Career reflections at year end
By Rosie Barry
Brief, December 7, 2005
The work world has become more stressful, and work at the University is no different. For those serving as representatives on one of the U's strategic positioning task forces, there's an added set of stressors. Over the coming months, your job may take you in a new direction. Transition times can be viewed in a positive or negative light. As director of Employee Career Enrichment Program, my work is to energize and encourage people who are going through transition and change.
Give yourself the gift of
Career Compass: Navigating Your Career Strategically in the New Century, by Peggy Simonsen. Davies-Black Publishing, Palo Alto, California, 2000.
Leadership From the Inside Out: Becoming a Leader for Life, by Kevin Cashman. Executive Excellence Publishing, Provo, Utah, 1998.

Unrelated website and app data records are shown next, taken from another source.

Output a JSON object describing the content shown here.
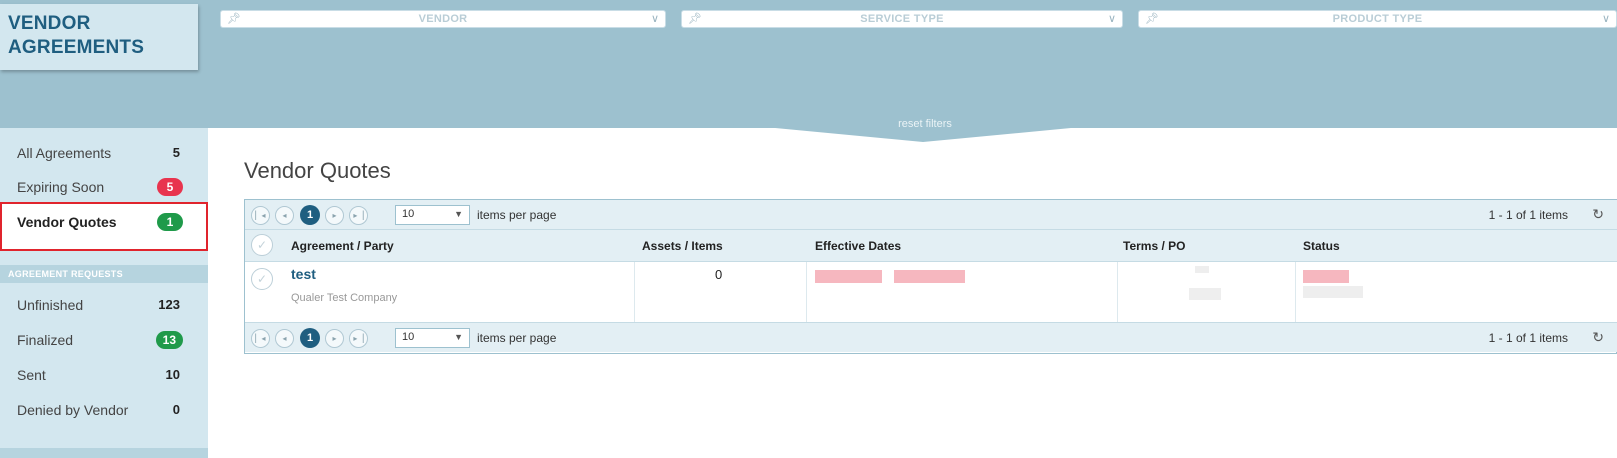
{
  "app": {
    "logo_line1": "VENDOR",
    "logo_line2": "AGREEMENTS"
  },
  "filters": [
    {
      "label": "VENDOR"
    },
    {
      "label": "SERVICE TYPE"
    },
    {
      "label": "PRODUCT TYPE"
    }
  ],
  "reset_label": "reset filters",
  "sidebar": {
    "items": [
      {
        "label": "All Agreements",
        "count": "5"
      },
      {
        "label": "Expiring Soon",
        "count": "5"
      },
      {
        "label": "Vendor Quotes",
        "count": "1"
      }
    ],
    "section_title": "AGREEMENT REQUESTS",
    "requests": [
      {
        "label": "Unfinished",
        "count": "123"
      },
      {
        "label": "Finalized",
        "count": "13"
      },
      {
        "label": "Sent",
        "count": "10"
      },
      {
        "label": "Denied by Vendor",
        "count": "0"
      }
    ]
  },
  "main": {
    "title": "Vendor Quotes",
    "pager": {
      "current_page": "1",
      "page_size": "10",
      "items_per_page_label": "items per page",
      "info": "1 - 1 of 1 items"
    },
    "columns": [
      "Agreement / Party",
      "Assets / Items",
      "Effective Dates",
      "Terms / PO",
      "Status"
    ],
    "rows": [
      {
        "party": "test",
        "company": "Qualer Test Company",
        "assets": "0"
      }
    ]
  },
  "colors": {
    "band": "#9dc1cf",
    "sidebar": "#d3e7ef",
    "brand": "#1f5e80",
    "badge_red": "#e8344e",
    "badge_green": "#1f9a4a",
    "highlight": "#e0242d"
  }
}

Life Launch: A Passionate Guide to the Rest of Your Life, by Frederic M. Hudson and Pamela D. McLean. Hudson Institute Press, Santa Barbara, California, 2000.
Love It, Don't Leave It: 26 Ways to Get What You Want at Work, by Beverly Kaye and Sharon Jordan-Evans. Berrett-Koehler Publishers, San Francisco, 2003.
Repacking Your Bags: Lighten Your Load for the Rest of Your Life, by Richard J. Leider and David A. Shapiro. Berrett-Koehler Publishers, San Francisco, 2002.
During change, many people find it helpful to take the time to think about their work, what they like about it, and what they'd like to change. Most of us are so busy that we rarely do this. First, just think about it, then set a few goals for development.
If you are celebrating holidays this month, they can add yet another set of stressors. But they can also provide an opportunity for you to take stock of where you're going in your career. January and the start of a new year can mark a fresh beginning in your work life. It may be time to learn a new skill or to move in a different direction. It's never too late to try something new.
Take some time to check into helpful books or add them to your wish list (see sidebar, left). This can be the perfect time to get ideas or a new perspective on your career. What's next for you? What would you like to do in the future? Just considering possibilities can be energizing.
Spring workshop and course schedule begins in JanuaryThe Employee Career Enrichment Program offers many different courses and workshops designed to spark an interest, renew your work energy, or get you moving in that new direction. Look for a fresh slate of opportunities coming up for professional development and growth. Plan now to take a workshop on a career topic. The spring semester schedule begins in January. Check out course options at http://www.umn.edu/ohr/careerdev/workshops.
Rosie Barry is assistant director of the Center for Human Resource Development (CHRD)/Employee Career Enrichment Program, Twin Cities campus.